Most allergic reactions in childhood are mild and relatively simple to manage but more severe reactions do occur. Anaphylaxis, a severe, life-threatening allergic reaction, has become an increasingly common occurrence in the UK and a significant proportion of such reactions in children occur in the school environment.
The key issues in the successful management of anaphylaxis are early recognition and prompt treatment with intramuscular adrenaline1. Each accidental reaction should also be used as a catalyst to better understand the changes that could be implemented to make a recurrence less likely.
This article uses two typical case studies to explore the issues around the management of anaphylaxis in school settings.
Anaphylaxis is defined as a severe, life-threatening allergic reaction.1,6 In practice, this means an allergic reaction with respiratory or cardiovascular features. While hypotension and shock are more commonly seen as part of anaphylaxis in adults, respiratory features are most commonly implicated in severe reactions in childhood.
The most common cause of allergic reactions in children is food.

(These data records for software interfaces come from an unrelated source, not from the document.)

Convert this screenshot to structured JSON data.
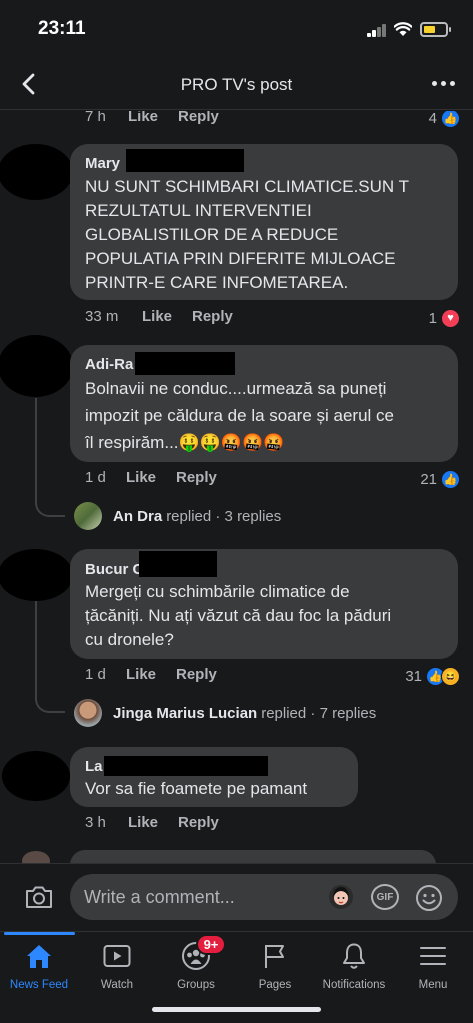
{
  "status_bar": {
    "time": "23:11"
  },
  "header": {
    "title": "PRO TV's post"
  },
  "comments": [
    {
      "time": "7 h",
      "like_label": "Like",
      "reply_label": "Reply",
      "reaction_count": "4",
      "reactions": [
        "like"
      ]
    },
    {
      "author": "Mary",
      "text": "NU SUNT SCHIMBARI CLIMATICE.SUN T\nREZULTATUL INTERVENTIEI\nGLOBALISTILOR DE A REDUCE\nPOPULATIA PRIN DIFERITE MIJLOACE\nPRINTR-E CARE INFOMETAREA.",
      "time": "33 m",
      "like_label": "Like",
      "reply_label": "Reply",
      "reaction_count": "1",
      "reactions": [
        "love"
      ]
    },
    {
      "author": "Adi-Ra",
      "text": "Bolnavii ne conduc....urmează sa puneți\nimpozit pe căldura de la soare și aerul ce\nîl respirăm...🤑🤑🤬🤬🤬",
      "time": "1 d",
      "like_label": "Like",
      "reply_label": "Reply",
      "reaction_count": "21",
      "reactions": [
        "like"
      ],
      "replies": {
        "name": "An Dra",
        "action": "replied",
        "count": "· 3 replies"
      }
    },
    {
      "author": "Bucur C",
      "text": "Mergeți cu schimbările climatice de\nțăcăniți. Nu ați văzut că dau foc la păduri\ncu dronele?",
      "time": "1 d",
      "like_label": "Like",
      "reply_label": "Reply",
      "reaction_count": "31",
      "reactions": [
        "like",
        "haha"
      ],
      "replies": {
        "name": "Jinga Marius Lucian",
        "action": "replied",
        "count": "· 7 replies"
      }
    },
    {
      "author": "La",
      "text": "Vor sa fie foamete pe pamant",
      "time": "3 h",
      "like_label": "Like",
      "reply_label": "Reply"
    }
  ],
  "composer": {
    "placeholder": "Write a comment...",
    "gif_label": "GIF"
  },
  "tabs": [
    {
      "label": "News Feed",
      "icon": "home-icon",
      "active": true
    },
    {
      "label": "Watch",
      "icon": "watch-icon"
    },
    {
      "label": "Groups",
      "icon": "groups-icon",
      "badge": "9+"
    },
    {
      "label": "Pages",
      "icon": "flag-icon"
    },
    {
      "label": "Notifications",
      "icon": "bell-icon"
    },
    {
      "label": "Menu",
      "icon": "menu-icon"
    }
  ],
  "colors": {
    "background": "#18191a",
    "bubble": "#3a3b3c",
    "accent": "#2d88ff",
    "badge": "#e41e3f",
    "love": "#f33e58"
  }
}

Common allergens include milk and egg (allergies which are often outgrown) as well as peanuts, tree nuts, fish and shellfish (which are seldom outgrown). Around 6-8 per cent of children in the UK suffer from a food allergy.